- EXERCISE OBJECTIVE
From the listing below, pull each line that includes "hàng".

- SUPPLIED RECORDS
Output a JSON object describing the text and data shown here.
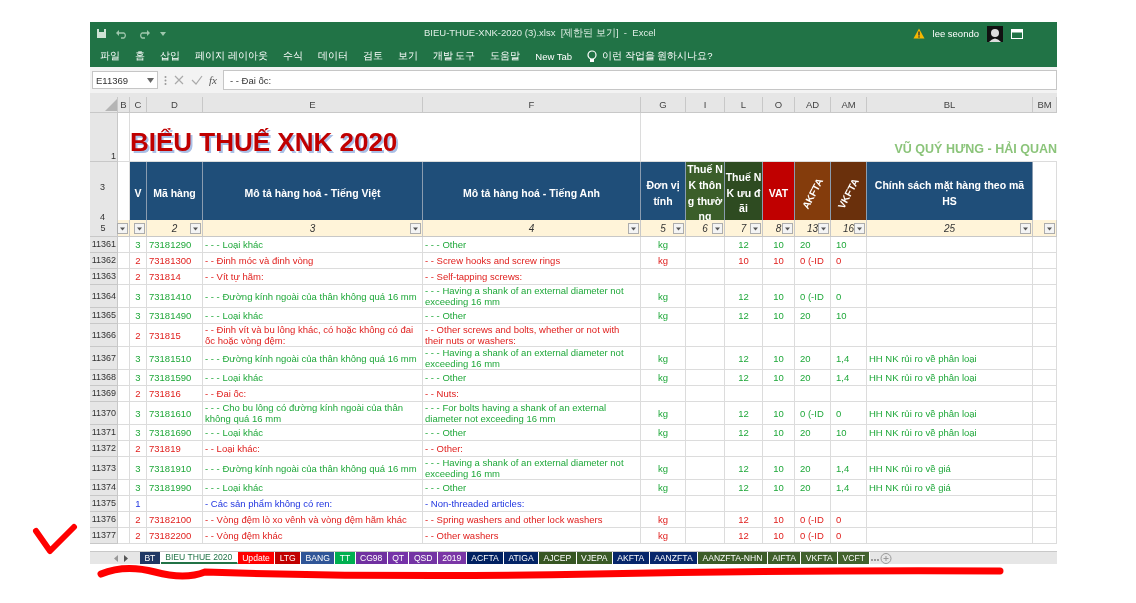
{
  "window": {
    "title": "BIEU-THUE-XNK-2020 (3).xlsx  [제한된 보기]  -  Excel",
    "user": "lee seondo"
  },
  "menu": [
    "파일",
    "홈",
    "삽입",
    "페이지 레이아웃",
    "수식",
    "데이터",
    "검토",
    "보기",
    "개발 도구",
    "도움말",
    "New Tab"
  ],
  "tell_me": "이런 작업을 원하시나요?",
  "formula_bar": {
    "name_box": "E11369",
    "fx_label": "fx",
    "formula": "- - Đai ốc:"
  },
  "column_headers": [
    "B",
    "C",
    "D",
    "E",
    "F",
    "G",
    "I",
    "L",
    "O",
    "AD",
    "AM",
    "BL",
    "BM"
  ],
  "sheet": {
    "title_row": "1",
    "header_rows": [
      "3",
      "4"
    ],
    "filter_row": "5",
    "title": "BIỂU THUẾ XNK 2020",
    "author": "VŨ QUÝ HƯNG - HẢI QUAN",
    "table_header": [
      {
        "label": "V",
        "color": "#1f4e79",
        "kind": "plain"
      },
      {
        "label": "Mã hàng",
        "color": "#1f4e79",
        "kind": "plain"
      },
      {
        "label": "Mô tả hàng hoá - Tiếng Việt",
        "color": "#1f4e79",
        "kind": "plain"
      },
      {
        "label": "Mô tả hàng hoá - Tiếng Anh",
        "color": "#1f4e79",
        "kind": "plain"
      },
      {
        "label": "Đơn vị tính",
        "color": "#1f4e79",
        "kind": "plain"
      },
      {
        "label": "Thuế NK thông thường",
        "color": "#3b5e2a",
        "kind": "small"
      },
      {
        "label": "Thuế NK ưu đãi",
        "color": "#2e4b21",
        "kind": "small"
      },
      {
        "label": "VAT",
        "color": "#c00000",
        "kind": "plain"
      },
      {
        "label": "AKFTA",
        "color": "#843c0c",
        "kind": "rotated"
      },
      {
        "label": "VKFTA",
        "color": "#6a300c",
        "kind": "rotated"
      },
      {
        "label": "Chính sách mặt hàng theo mã HS",
        "color": "#1f4e79",
        "kind": "plain"
      }
    ],
    "filter_labels": {
      "D": "2",
      "E": "3",
      "F": "4",
      "G": "5",
      "I": "6",
      "L": "7",
      "O": "8",
      "AD": "13",
      "AM": "16",
      "BL": "25"
    }
  },
  "rows": [
    {
      "row": "11361",
      "kind": "item",
      "v": "3",
      "code": "73181290",
      "vn": "- - - Loại khác",
      "en": "- - - Other",
      "unit": "kg",
      "pref": "12",
      "vat": "10",
      "akfta": "20",
      "vkfta": "10"
    },
    {
      "row": "11362",
      "kind": "subgroup",
      "v": "2",
      "code": "73181300",
      "vn": "- - Đinh móc và đinh vòng",
      "en": "- - Screw hooks and screw rings",
      "unit": "kg",
      "pref": "10",
      "vat": "10",
      "akfta": "0 (-ID",
      "vkfta": "0"
    },
    {
      "row": "11363",
      "kind": "subgroup",
      "v": "2",
      "code": "731814",
      "vn": "- - Vít tự hãm:",
      "en": "- - Self-tapping screws:"
    },
    {
      "row": "11364",
      "kind": "item",
      "v": "3",
      "code": "73181410",
      "vn": "- - - Đường kính ngoài của thân không quá 16 mm",
      "en": "- - - Having a shank of an external diameter not exceeding 16 mm",
      "unit": "kg",
      "pref": "12",
      "vat": "10",
      "akfta": "0 (-ID",
      "vkfta": "0"
    },
    {
      "row": "11365",
      "kind": "item",
      "v": "3",
      "code": "73181490",
      "vn": "- - - Loại khác",
      "en": "- - - Other",
      "unit": "kg",
      "pref": "12",
      "vat": "10",
      "akfta": "20",
      "vkfta": "10"
    },
    {
      "row": "11366",
      "kind": "subgroup",
      "v": "2",
      "code": "731815",
      "vn": "- - Đinh vít và bu lông khác, có hoặc không có đai ốc hoặc vòng đệm:",
      "en": "- - Other screws and bolts, whether or not with their nuts or washers:"
    },
    {
      "row": "11367",
      "kind": "item",
      "v": "3",
      "code": "73181510",
      "vn": "- - - Đường kính ngoài của thân không quá 16 mm",
      "en": "- - - Having a shank of an external diameter not exceeding 16 mm",
      "unit": "kg",
      "pref": "12",
      "vat": "10",
      "akfta": "20",
      "vkfta": "1,4",
      "policy": "HH NK rủi ro về phân loại"
    },
    {
      "row": "11368",
      "kind": "item",
      "v": "3",
      "code": "73181590",
      "vn": "- - - Loại khác",
      "en": "- - - Other",
      "unit": "kg",
      "pref": "12",
      "vat": "10",
      "akfta": "20",
      "vkfta": "1,4",
      "policy": "HH NK rủi ro về phân loại"
    },
    {
      "row": "11369",
      "kind": "subgroup",
      "v": "2",
      "code": "731816",
      "vn": "- - Đai ốc:",
      "en": "- - Nuts:"
    },
    {
      "row": "11370",
      "kind": "item",
      "v": "3",
      "code": "73181610",
      "vn": "- - - Cho bu lông có đường kính ngoài của thân không quá 16 mm",
      "en": "- - - For bolts having a shank of an external diameter not exceeding 16 mm",
      "unit": "kg",
      "pref": "12",
      "vat": "10",
      "akfta": "0 (-ID",
      "vkfta": "0",
      "policy": "HH NK rủi ro về phân loại"
    },
    {
      "row": "11371",
      "kind": "item",
      "v": "3",
      "code": "73181690",
      "vn": "- - - Loại khác",
      "en": "- - - Other",
      "unit": "kg",
      "pref": "12",
      "vat": "10",
      "akfta": "20",
      "vkfta": "10",
      "policy": "HH NK rủi ro về phân loại"
    },
    {
      "row": "11372",
      "kind": "subgroup",
      "v": "2",
      "code": "731819",
      "vn": "- - Loại khác:",
      "en": "- - Other:"
    },
    {
      "row": "11373",
      "kind": "item",
      "v": "3",
      "code": "73181910",
      "vn": "- - - Đường kính ngoài của thân không quá 16 mm",
      "en": "- - - Having a shank of an external diameter not exceeding 16 mm",
      "unit": "kg",
      "pref": "12",
      "vat": "10",
      "akfta": "20",
      "vkfta": "1,4",
      "policy": "HH NK rủi ro về giá"
    },
    {
      "row": "11374",
      "kind": "item",
      "v": "3",
      "code": "73181990",
      "vn": "- - - Loại khác",
      "en": "- - - Other",
      "unit": "kg",
      "pref": "12",
      "vat": "10",
      "akfta": "20",
      "vkfta": "1,4",
      "policy": "HH NK rủi ro về giá"
    },
    {
      "row": "11375",
      "kind": "group",
      "v": "1",
      "vn": "- Các sản phẩm không có ren:",
      "en": "- Non-threaded articles:"
    },
    {
      "row": "11376",
      "kind": "subgroup",
      "v": "2",
      "code": "73182100",
      "vn": "- - Vòng đệm lò xo vênh và vòng đệm hãm khác",
      "en": "- - Spring washers and other lock washers",
      "unit": "kg",
      "pref": "12",
      "vat": "10",
      "akfta": "0 (-ID",
      "vkfta": "0"
    },
    {
      "row": "11377",
      "kind": "subgroup",
      "v": "2",
      "code": "73182200",
      "vn": "- - Vòng đệm khác",
      "en": "- - Other washers",
      "unit": "kg",
      "pref": "12",
      "vat": "10",
      "akfta": "0 (-ID",
      "vkfta": "0"
    }
  ],
  "sheet_tabs": [
    {
      "label": "BT",
      "color": "#203864",
      "selected": false
    },
    {
      "label": "BIEU THUE 2020",
      "color": "#217346",
      "selected": true
    },
    {
      "label": "Update",
      "color": "#ff0000",
      "selected": false
    },
    {
      "label": "LTG",
      "color": "#c00000",
      "selected": false
    },
    {
      "label": "BANG",
      "color": "#2f5597",
      "selected": false
    },
    {
      "label": "TT",
      "color": "#00b050",
      "selected": false
    },
    {
      "label": "CG98",
      "color": "#7030a0",
      "selected": false
    },
    {
      "label": "QT",
      "color": "#7532a8",
      "selected": false
    },
    {
      "label": "QSD",
      "color": "#7434a4",
      "selected": false
    },
    {
      "label": "2019",
      "color": "#7a36a6",
      "selected": false
    },
    {
      "label": "ACFTA",
      "color": "#002060",
      "selected": false
    },
    {
      "label": "ATIGA",
      "color": "#042466",
      "selected": false
    },
    {
      "label": "AJCEP",
      "color": "#375623",
      "selected": false
    },
    {
      "label": "VJEPA",
      "color": "#3a5a26",
      "selected": false
    },
    {
      "label": "AKFTA",
      "color": "#06256a",
      "selected": false
    },
    {
      "label": "AANZFTA",
      "color": "#08276c",
      "selected": false
    },
    {
      "label": "AANZFTA-NHN",
      "color": "#3c5c28",
      "selected": false
    },
    {
      "label": "AIFTA",
      "color": "#3e5e2a",
      "selected": false
    },
    {
      "label": "VKFTA",
      "color": "#40602c",
      "selected": false
    },
    {
      "label": "VCFT",
      "color": "#42622e",
      "selected": false
    }
  ]
}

- WRITTEN RESPONSE
        "label": "Mã hàng",
        "label": "Mô tả hàng hoá - Tiếng Việt",
        "label": "Mô tả hàng hoá - Tiếng Anh",
        "label": "Chính sách mặt hàng theo mã HS",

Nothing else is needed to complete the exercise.